In a presentation by a direct marketing agency a few years ago, the managing director said that the biggest challenge for the industry was marketers moving jobs every three years. He did not explain where he got the figure from, but on personal experience it just about lines up.
His point was this. A new marketing director will not just bring a new way of doing things. Often they will feel obligated to rip up the work of their predecessor, put a fresh stamp on things… And with that you have a new business pitch.
All very well. But across the board it brings short-termism. And it is not just marketing. Governments change frequently and reshuffles occur frequently within their timespan, too. So with this in mind, it was interesting to read a recent report in UK advertising journal Campaign about the effect of Brexit on marketing.

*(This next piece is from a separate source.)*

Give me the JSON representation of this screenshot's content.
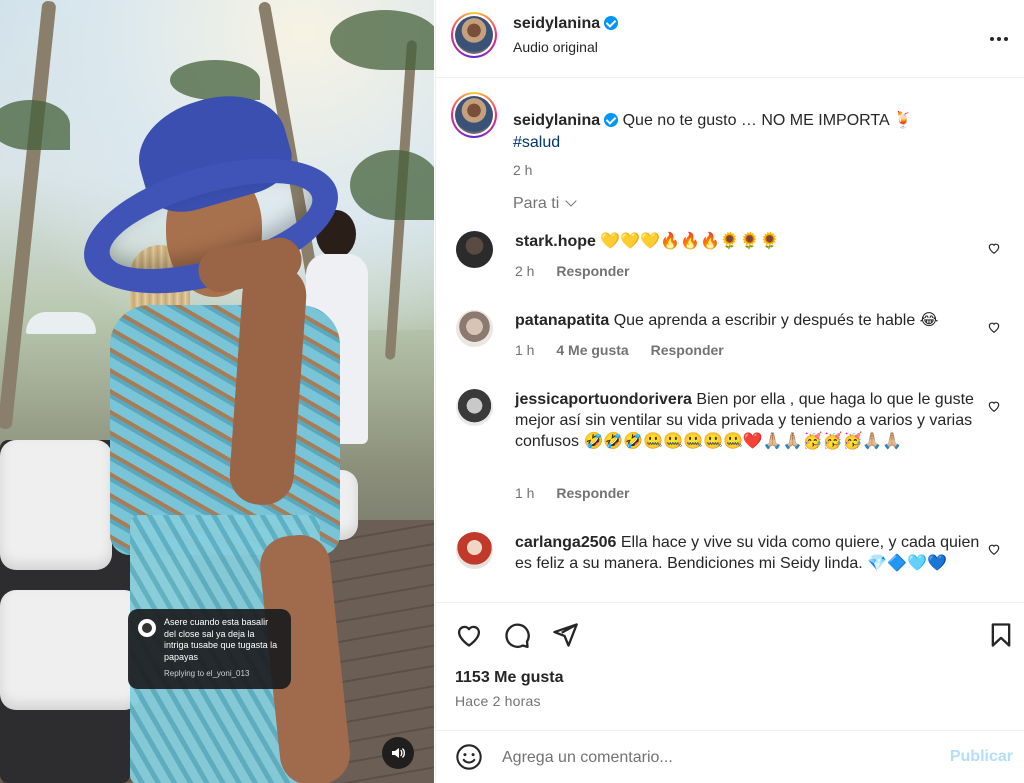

More uncertainty, fewer pitches
Research by the AAR found a 14.3 per cent fall in pitches between July and September this year, compared with the same period in 2015.
Brand advertising was especially badly hit – suffering an 18.8 per cent fall – but other areas included digital and direct marketing both showed a drop of around 12.5 per cent.
Whether you are making TV advertising campaigns for Christmas or 500 pieces of content for a technology brand, this can only be a good thing.
If your market share is falling and you feel your marketing is no longer working, then you’d be justified in calling a pitch. But change for its own sake is rarely a good thing. Moving business often means you lose a wealth of experience with regard to your company, market and brand.
The decrease in pitch activity comes alongside a predicted drop in planned marketing budgets for the next few years.
Referendum repercussions are still shaking up UK life and industry across the board. Evidence for this – as if any more were needed – came earlier this week with the publication of the Bellwether Report, the quarterly gaze into the crystal ball on behalf of the country’s marketing sector.
Unsurprisingly, it makes difficult reading. Prior to the referendum, the same influential report had forecast marketing budget growth of around 3.3 per cent and 2.7 per cent for 2016 and 2017 respectively. Now this has been revised down to 0.2 per cent for 2016 and -1.3 per cent for 2017.
Simply put, recessions have historically prompted the marketing sector to learn new tricks or perform the same tasks with fewer people. The question is whether agencies will go for job cuts this time or try new things. It seems the latter could be on the cards, with talk of a more “performance-driven approach”.
Uncertainty, it seems, will make people stick to their guns – albeit against their wishes. The question is whether marketers will try to get their old agencies to learn new tricks.